Provided you can prove you are legally blind or that you otherwise have a disabling condition that causes you to be unable to work, you may be eligible for disability benefits through programs provided by the SSA. These include:

  • Social Security Disability Insurance (SSDI) — SSDI benefits are paid for by taxes that are deducted from your income. You earn eligibility for these benefits by working in a job and paying into Social Security. When you have worked long enough and paid enough in, you will have earned enough “work credits” to qualify for SSDI benefits. The number of work credits you need to qualify depends on your age at the time when you became disabled.
  • Supplemental Security Income (SSI) — Supplemental Security Income is not paid for through payroll taxes and there is no work history requirement, so you can qualify for SSI even if you’ve never worked. SSI is a need-based program, so the key qualifying factors are your family income and level of resources. Those with higher incomes or a significant amount of assets are not eligible for SSI benefits.

In some cases, depending upon your situation, you may be eligible for both SSDI and SSI. An experienced Kentucky Social Security Disability lawyer can explain to you which programs are right for you.

Special Rules for Blind Individuals

The SSA has special rules that apply to people who receive SSD benefits as a result of vision problems. One area in which the SSA treats those who are blind differently relates to working while on disability. The SSA provides work incentives to all disabled individuals, encouraging people who are collecting benefits to try to return to work. However, once you start earning too much, the SSA will eventually begin to reduce or cut off your benefits. The income limit for those who are blind is higher than for those who have other medical issues. For example, as of 2012, disabled workers who aren’t blind can earn up to $1,010 per month before their benefits are affected, while blind workers can earn as much as $1,690.

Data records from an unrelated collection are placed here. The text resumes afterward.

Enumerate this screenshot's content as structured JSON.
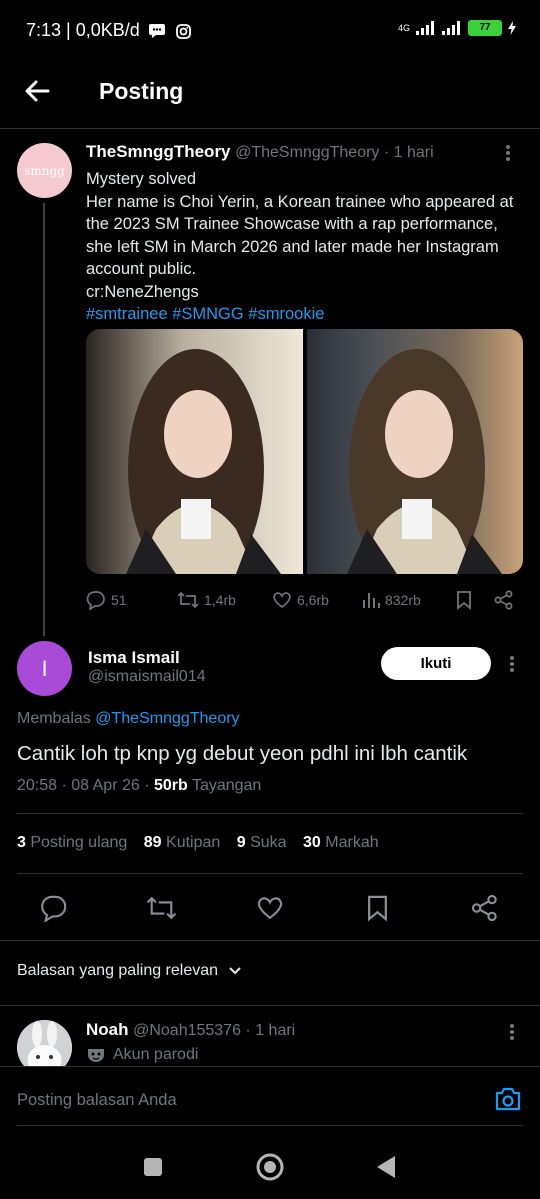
{
  "status_bar": {
    "time_data": "7:13 | 0,0KB/d",
    "network": "4G",
    "battery": "77"
  },
  "header": {
    "title": "Posting"
  },
  "original_tweet": {
    "name": "TheSmnggTheory",
    "handle_time": "@TheSmnggTheory · 1 hari",
    "avatar_text": "smngg",
    "lines": [
      "Mystery solved",
      "Her name is Choi Yerin, a Korean trainee who appeared at",
      "the 2023 SM Trainee Showcase with a rap performance,",
      "she left SM in March 2026 and later made her Instagram",
      "account public.",
      "cr:NeneZhengs"
    ],
    "hashtags": "#smtrainee #SMNGG #smrookie",
    "replies": "51",
    "reposts": "1,4rb",
    "likes": "6,6rb",
    "views": "832rb"
  },
  "main_tweet": {
    "avatar_letter": "I",
    "name": "Isma Ismail",
    "handle": "@ismaismail014",
    "follow_label": "Ikuti",
    "reply_to_prefix": "Membalas ",
    "reply_to_handle": "@TheSmnggTheory",
    "text": "Cantik loh tp knp yg debut yeon pdhl ini lbh cantik",
    "timestamp": "20:58 · 08 Apr 26 · ",
    "views_count": "50rb",
    "views_label": " Tayangan",
    "stats": [
      {
        "count": "3",
        "label": "Posting ulang"
      },
      {
        "count": "89",
        "label": "Kutipan"
      },
      {
        "count": "9",
        "label": "Suka"
      },
      {
        "count": "30",
        "label": "Markah"
      }
    ]
  },
  "sort": {
    "label": "Balasan yang paling relevan"
  },
  "reply": {
    "name": "Noah",
    "handle_time": "@Noah155376 · 1 hari",
    "badge": "Akun parodi"
  },
  "composer": {
    "placeholder": "Posting balasan Anda"
  },
  "colors": {
    "accent": "#1d9bf0",
    "background": "#000000",
    "avatar_purple": "#a94ad9"
  }
}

In addition, the SSA also does not consider time spent working on and building your own business if you are blind. It does for those who are not blind.

Finally, those who are receiving blindness benefits and who are 55 and older can exceed $1,690 per month and have their benefits only suspended, not stopped. If your earnings fall below this threshold during any month and if the work you are doing requires a lower skill level than the work performed prior to your blindness, then the SSA will pay you your benefits for that month.

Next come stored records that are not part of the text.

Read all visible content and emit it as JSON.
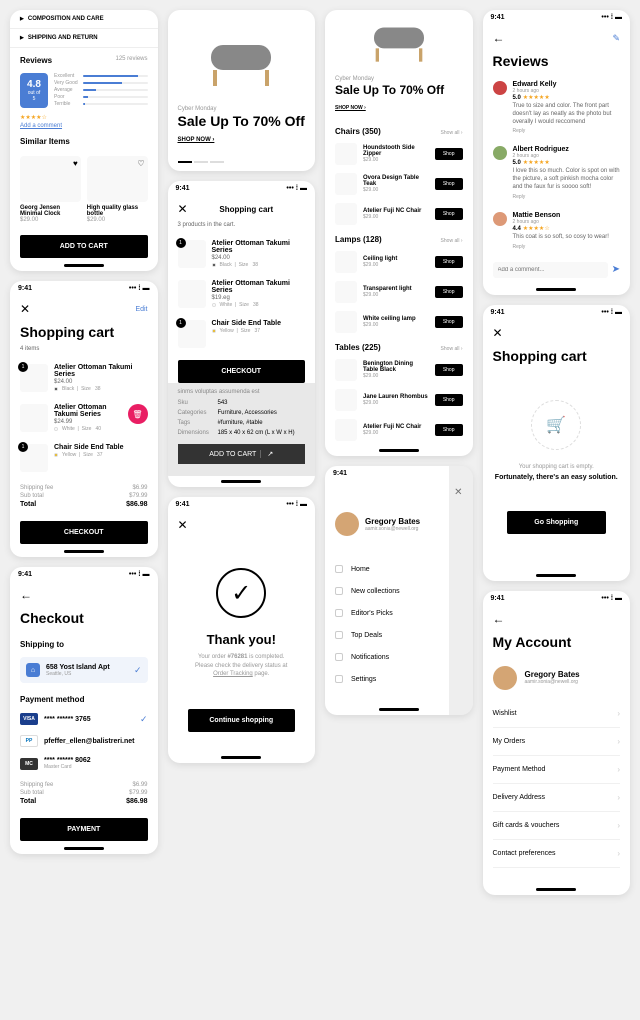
{
  "status": {
    "time": "9:41"
  },
  "pdp": {
    "acc1": "COMPOSITION AND CARE",
    "acc2": "SHIPPING AND RETURN",
    "reviews_title": "Reviews",
    "reviews_count": "125 reviews",
    "rating": "4.8",
    "rating_sub": "out of 5",
    "bars": [
      {
        "label": "Excellent",
        "pct": 85
      },
      {
        "label": "Very Good",
        "pct": 60
      },
      {
        "label": "Average",
        "pct": 20
      },
      {
        "label": "Poor",
        "pct": 8
      },
      {
        "label": "Terrible",
        "pct": 3
      }
    ],
    "stars": "★★★★☆",
    "add_comment": "Add a comment",
    "similar_title": "Similar Items",
    "similar": [
      {
        "name": "Georg Jensen Minimal Clock",
        "price": "$29.00"
      },
      {
        "name": "High quality glass bottle",
        "price": "$29.00"
      }
    ],
    "add_to_cart": "ADD TO CART"
  },
  "cart1": {
    "title": "Shopping cart",
    "edit": "Edit",
    "count": "4 items",
    "items": [
      {
        "qty": "1",
        "name": "Atelier Ottoman Takumi Series",
        "price": "$24.00",
        "color": "#333",
        "colorName": "Black",
        "size": "38"
      },
      {
        "qty": "",
        "name": "Atelier Ottoman Takumi Series",
        "price": "$24.99",
        "color": "#fff",
        "colorName": "White",
        "size": "40",
        "del": true
      },
      {
        "qty": "1",
        "name": "Chair Side End Table",
        "price": "",
        "color": "#eab308",
        "colorName": "Yellow",
        "size": "37"
      }
    ],
    "shipping_label": "Shipping fee",
    "shipping": "$6.99",
    "subtotal_label": "Sub total",
    "subtotal": "$79.99",
    "total_label": "Total",
    "total": "$86.98",
    "checkout": "CHECKOUT"
  },
  "checkout": {
    "title": "Checkout",
    "ship_title": "Shipping to",
    "addr_name": "658 Yost Island Apt",
    "addr_sub": "Seattle, US",
    "pay_title": "Payment method",
    "cards": [
      {
        "type": "VISA",
        "bg": "#1a3e8c",
        "num": "**** ****** 3765",
        "check": true
      },
      {
        "type": "PP",
        "bg": "#fff",
        "num": "pfeffer_ellen@balistreri.net"
      },
      {
        "type": "MC",
        "bg": "#333",
        "num": "**** ****** 8062",
        "sub": "Master Card"
      }
    ],
    "payment": "PAYMENT"
  },
  "hero": {
    "label": "Cyber Monday",
    "title": "Sale Up To 70% Off",
    "shop": "SHOP NOW ›"
  },
  "cart2": {
    "title": "Shopping cart",
    "meta": "3 products in the cart.",
    "items": [
      {
        "qty": "1",
        "name": "Atelier Ottoman Takumi Series",
        "price": "$24.00",
        "color": "#333",
        "colorName": "Black",
        "size": "38"
      },
      {
        "qty": "",
        "name": "Atelier Ottoman Takumi Series",
        "price": "$19.eg",
        "color": "#fff",
        "colorName": "White",
        "size": "38"
      },
      {
        "qty": "1",
        "name": "Chair Side End Table",
        "price": "",
        "color": "#eab308",
        "colorName": "Yellow",
        "size": "37"
      }
    ],
    "checkout": "CHECKOUT",
    "info": {
      "desc": "sinms voluptas assumenda est",
      "rows": [
        {
          "l": "Sku",
          "v": "543"
        },
        {
          "l": "Categories",
          "v": "Furniture, Accessories"
        },
        {
          "l": "Tags",
          "v": "#furniture, #table"
        },
        {
          "l": "Dimensions",
          "v": "185 x 40 x 62 cm (L x W x H)"
        }
      ]
    },
    "add": "ADD TO CART"
  },
  "thankyou": {
    "title": "Thank you!",
    "text1": "Your order ",
    "orderno": "#76281",
    "text2": " is completed.",
    "text3": "Please check the delivery status at",
    "link": "Order Tracking",
    "text4": " page.",
    "btn": "Continue shopping"
  },
  "catalog": {
    "hero_label": "Cyber Monday",
    "hero_title": "Sale Up To 70% Off",
    "shop": "SHOP NOW ›",
    "show_all": "Show all ›",
    "shop_btn": "Shop",
    "sections": [
      {
        "title": "Chairs (350)",
        "items": [
          {
            "name": "Houndstooth Side Zipper",
            "price": "$29.00"
          },
          {
            "name": "Ovora Design Table Teak",
            "price": "$29.00"
          },
          {
            "name": "Atelier Fuji NC Chair",
            "price": "$29.00"
          }
        ]
      },
      {
        "title": "Lamps (128)",
        "items": [
          {
            "name": "Ceiling light",
            "price": "$29.00"
          },
          {
            "name": "Transparent light",
            "price": "$29.00"
          },
          {
            "name": "White ceiling lamp",
            "price": "$29.00"
          }
        ]
      },
      {
        "title": "Tables (225)",
        "items": [
          {
            "name": "Benington Dining Table Black",
            "price": "$29.00"
          },
          {
            "name": "Jane Lauren Rhombus",
            "price": "$29.00"
          },
          {
            "name": "Atelier Fuji NC Chair",
            "price": "$29.00"
          }
        ]
      }
    ]
  },
  "menu": {
    "user_name": "Gregory Bates",
    "user_email": "aamir.sonia@newell.org",
    "items": [
      "Home",
      "New collections",
      "Editor's Picks",
      "Top Deals",
      "Notifications",
      "Settings"
    ]
  },
  "reviews": {
    "title": "Reviews",
    "items": [
      {
        "name": "Edward Kelly",
        "time": "2 hours ago",
        "rating": "5.0",
        "stars": "★★★★★",
        "text": "True to size and color. The front part doesn't lay as neatly as the photo but overally I would reccomend",
        "color": "#c44"
      },
      {
        "name": "Albert Rodriguez",
        "time": "2 hours ago",
        "rating": "5.0",
        "stars": "★★★★★",
        "text": "I love this so much. Color is spot on with the picture, a soft pinkish mocha color and the faux fur is soooo soft!",
        "color": "#8a6"
      },
      {
        "name": "Mattie Benson",
        "time": "2 hours ago",
        "rating": "4.4",
        "stars": "★★★★☆",
        "text": "This coat is so soft, so cosy to wear!",
        "color": "#d97"
      }
    ],
    "reply": "Reply",
    "placeholder": "Add a comment..."
  },
  "empty_cart": {
    "title": "Shopping cart",
    "msg": "Your shopping cart is empty.",
    "sub": "Fortunately, there's an easy solution.",
    "btn": "Go Shopping"
  },
  "account": {
    "title": "My Account",
    "user_name": "Gregory Bates",
    "user_email": "aamir.sonia@newell.org",
    "items": [
      "Wishlist",
      "My Orders",
      "Payment Method",
      "Delivery Address",
      "Gift cards & vouchers",
      "Contact preferences"
    ]
  }
}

Receiving Blindness Benefits

The amount of Social Security benefits you receive, both when disabled and when retired, is generally based on your average lifetime earnings. However, when you become blind, you can request a disability “freeze.” This means that your benefits calculation can be frozen where it was prior to your blindness. If you do work at a reduced income after you become blind, the lower pay will not affect the amount of benefits you receive since your reduced earnings will not be considered in calculating your benefits.

Because of the possibility of using a disability freeze, and because it can take a long time to begin receiving benefits from the time you apply, it is important to apply for disability benefits from the SSA as soon as you become eligible. If you are not certain whether you qualify for benefits or if you need help with the application process, contact an experienced Kentucky Social Security Disability lawyer at the Frank Jenkins Law Office.

Contact Our Kentucky Disability Lawyers about Your Legal Rights

For over 20 years, the Kentucky Social Security Disability lawyers at the Frank Jenkins Law Office have been successfully helping disabled individuals obtain SSD benefits. Your next step should be to contact us for a free case evaluation.

If you or a loved one needs legal assistance with a disability claim, or if you have questions about appealing a denied claim, contact a Kentucky Social Security Disability lawyer today at 859-389-9344 or use our online contact form.